ASSIGNED TASK –
All entries below must be given again exactly as they stand.

DATA PROVIDED –
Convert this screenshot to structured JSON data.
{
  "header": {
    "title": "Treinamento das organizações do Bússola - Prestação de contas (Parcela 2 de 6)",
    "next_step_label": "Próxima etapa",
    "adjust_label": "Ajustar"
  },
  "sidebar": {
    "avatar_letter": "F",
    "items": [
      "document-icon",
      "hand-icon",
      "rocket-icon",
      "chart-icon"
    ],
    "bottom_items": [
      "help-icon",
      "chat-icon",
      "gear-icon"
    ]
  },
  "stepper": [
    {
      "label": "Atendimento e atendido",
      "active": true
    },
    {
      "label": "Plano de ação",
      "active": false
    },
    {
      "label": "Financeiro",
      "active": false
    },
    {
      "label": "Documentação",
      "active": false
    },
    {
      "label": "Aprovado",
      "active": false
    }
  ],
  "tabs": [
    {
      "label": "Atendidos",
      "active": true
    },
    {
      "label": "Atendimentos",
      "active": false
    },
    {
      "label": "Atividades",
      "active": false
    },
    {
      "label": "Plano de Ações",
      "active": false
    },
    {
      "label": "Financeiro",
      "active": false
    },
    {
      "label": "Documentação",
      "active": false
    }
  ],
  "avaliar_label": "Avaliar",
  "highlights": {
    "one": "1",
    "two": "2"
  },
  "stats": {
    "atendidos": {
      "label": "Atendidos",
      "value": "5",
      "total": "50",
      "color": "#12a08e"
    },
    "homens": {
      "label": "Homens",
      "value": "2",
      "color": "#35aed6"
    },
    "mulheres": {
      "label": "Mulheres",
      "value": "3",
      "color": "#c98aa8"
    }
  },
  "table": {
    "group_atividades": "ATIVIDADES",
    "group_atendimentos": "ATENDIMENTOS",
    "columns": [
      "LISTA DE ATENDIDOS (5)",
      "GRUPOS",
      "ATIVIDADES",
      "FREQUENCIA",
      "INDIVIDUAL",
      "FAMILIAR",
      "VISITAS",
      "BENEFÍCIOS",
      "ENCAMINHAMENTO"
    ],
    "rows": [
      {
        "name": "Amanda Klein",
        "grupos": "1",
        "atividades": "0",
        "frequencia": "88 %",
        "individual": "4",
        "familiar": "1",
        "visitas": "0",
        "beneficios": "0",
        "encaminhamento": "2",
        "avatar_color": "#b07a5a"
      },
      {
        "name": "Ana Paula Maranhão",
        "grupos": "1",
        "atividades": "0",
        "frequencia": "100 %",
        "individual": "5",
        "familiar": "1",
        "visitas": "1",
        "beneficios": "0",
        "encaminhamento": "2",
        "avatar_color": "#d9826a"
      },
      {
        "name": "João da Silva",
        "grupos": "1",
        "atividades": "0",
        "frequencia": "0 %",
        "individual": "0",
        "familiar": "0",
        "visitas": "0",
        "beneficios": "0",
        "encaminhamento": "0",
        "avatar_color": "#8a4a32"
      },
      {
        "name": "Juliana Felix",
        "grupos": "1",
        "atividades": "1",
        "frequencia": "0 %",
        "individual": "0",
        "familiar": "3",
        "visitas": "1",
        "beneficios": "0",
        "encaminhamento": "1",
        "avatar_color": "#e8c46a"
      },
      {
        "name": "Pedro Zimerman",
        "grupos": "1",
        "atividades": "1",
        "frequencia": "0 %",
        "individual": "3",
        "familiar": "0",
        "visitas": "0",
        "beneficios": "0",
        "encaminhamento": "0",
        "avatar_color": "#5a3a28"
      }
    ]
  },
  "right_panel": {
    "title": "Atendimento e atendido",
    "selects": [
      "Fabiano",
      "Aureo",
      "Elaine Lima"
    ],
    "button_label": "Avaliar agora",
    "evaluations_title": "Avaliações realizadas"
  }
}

WRITTEN ANSWER –
Convert this screenshot to structured JSON data.
{
  "header": {
    "title": "Treinamento das organizações do Bússola - Prestação de contas (Parcela 2 de 6)",
    "next_step_label": "Próxima etapa",
    "adjust_label": "Ajustar"
  },
  "sidebar": {
    "avatar_letter": "F",
    "items": [
      "document-icon",
      "hand-icon",
      "rocket-icon",
      "chart-icon"
    ],
    "bottom_items": [
      "help-icon",
      "chat-icon",
      "gear-icon"
    ]
  },
  "stepper": [
    {
      "label": "Atendimento e atendido",
      "active": true
    },
    {
      "label": "Plano de ação",
      "active": false
    },
    {
      "label": "Financeiro",
      "active": false
    },
    {
      "label": "Documentação",
      "active": false
    },
    {
      "label": "Aprovado",
      "active": false
    }
  ],
  "tabs": [
    {
      "label": "Atendidos",
      "active": true
    },
    {
      "label": "Atendimentos",
      "active": false
    },
    {
      "label": "Atividades",
      "active": false
    },
    {
      "label": "Plano de Ações",
      "active": false
    },
    {
      "label": "Financeiro",
      "active": false
    },
    {
      "label": "Documentação",
      "active": false
    }
  ],
  "avaliar_label": "Avaliar",
  "highlights": {
    "one": "1",
    "two": "2"
  },
  "stats": {
    "atendidos": {
      "label": "Atendidos",
      "value": "5",
      "total": "50",
      "color": "#12a08e"
    },
    "homens": {
      "label": "Homens",
      "value": "2",
      "color": "#35aed6"
    },
    "mulheres": {
      "label": "Mulheres",
      "value": "3",
      "color": "#c98aa8"
    }
  },
  "table": {
    "group_atividades": "ATIVIDADES",
    "group_atendimentos": "ATENDIMENTOS",
    "columns": [
      "LISTA DE ATENDIDOS (5)",
      "GRUPOS",
      "ATIVIDADES",
      "FREQUENCIA",
      "INDIVIDUAL",
      "FAMILIAR",
      "VISITAS",
      "BENEFÍCIOS",
      "ENCAMINHAMENTO"
    ],
    "rows": [
      {
        "name": "Amanda Klein",
        "grupos": "1",
        "atividades": "0",
        "frequencia": "88 %",
        "individual": "4",
        "familiar": "1",
        "visitas": "0",
        "beneficios": "0",
        "encaminhamento": "2",
        "avatar_color": "#b07a5a"
      },
      {
        "name": "Ana Paula Maranhão",
        "grupos": "1",
        "atividades": "0",
        "frequencia": "100 %",
        "individual": "5",
        "familiar": "1",
        "visitas": "1",
        "beneficios": "0",
        "encaminhamento": "2",
        "avatar_color": "#d9826a"
      },
      {
        "name": "João da Silva",
        "grupos": "1",
        "atividades": "0",
        "frequencia": "0 %",
        "individual": "0",
        "familiar": "0",
        "visitas": "0",
        "beneficios": "0",
        "encaminhamento": "0",
        "avatar_color": "#8a4a32"
      },
      {
        "name": "Juliana Felix",
        "grupos": "1",
        "atividades": "1",
        "frequencia": "0 %",
        "individual": "0",
        "familiar": "3",
        "visitas": "1",
        "beneficios": "0",
        "encaminhamento": "1",
        "avatar_color": "#e8c46a"
      },
      {
        "name": "Pedro Zimerman",
        "grupos": "1",
        "atividades": "1",
        "frequencia": "0 %",
        "individual": "3",
        "familiar": "0",
        "visitas": "0",
        "beneficios": "0",
        "encaminhamento": "0",
        "avatar_color": "#5a3a28"
      }
    ]
  },
  "right_panel": {
    "title": "Atendimento e atendido",
    "selects": [
      "Fabiano",
      "Aureo",
      "Elaine Lima"
    ],
    "button_label": "Avaliar agora",
    "evaluations_title": "Avaliações realizadas"
  }
}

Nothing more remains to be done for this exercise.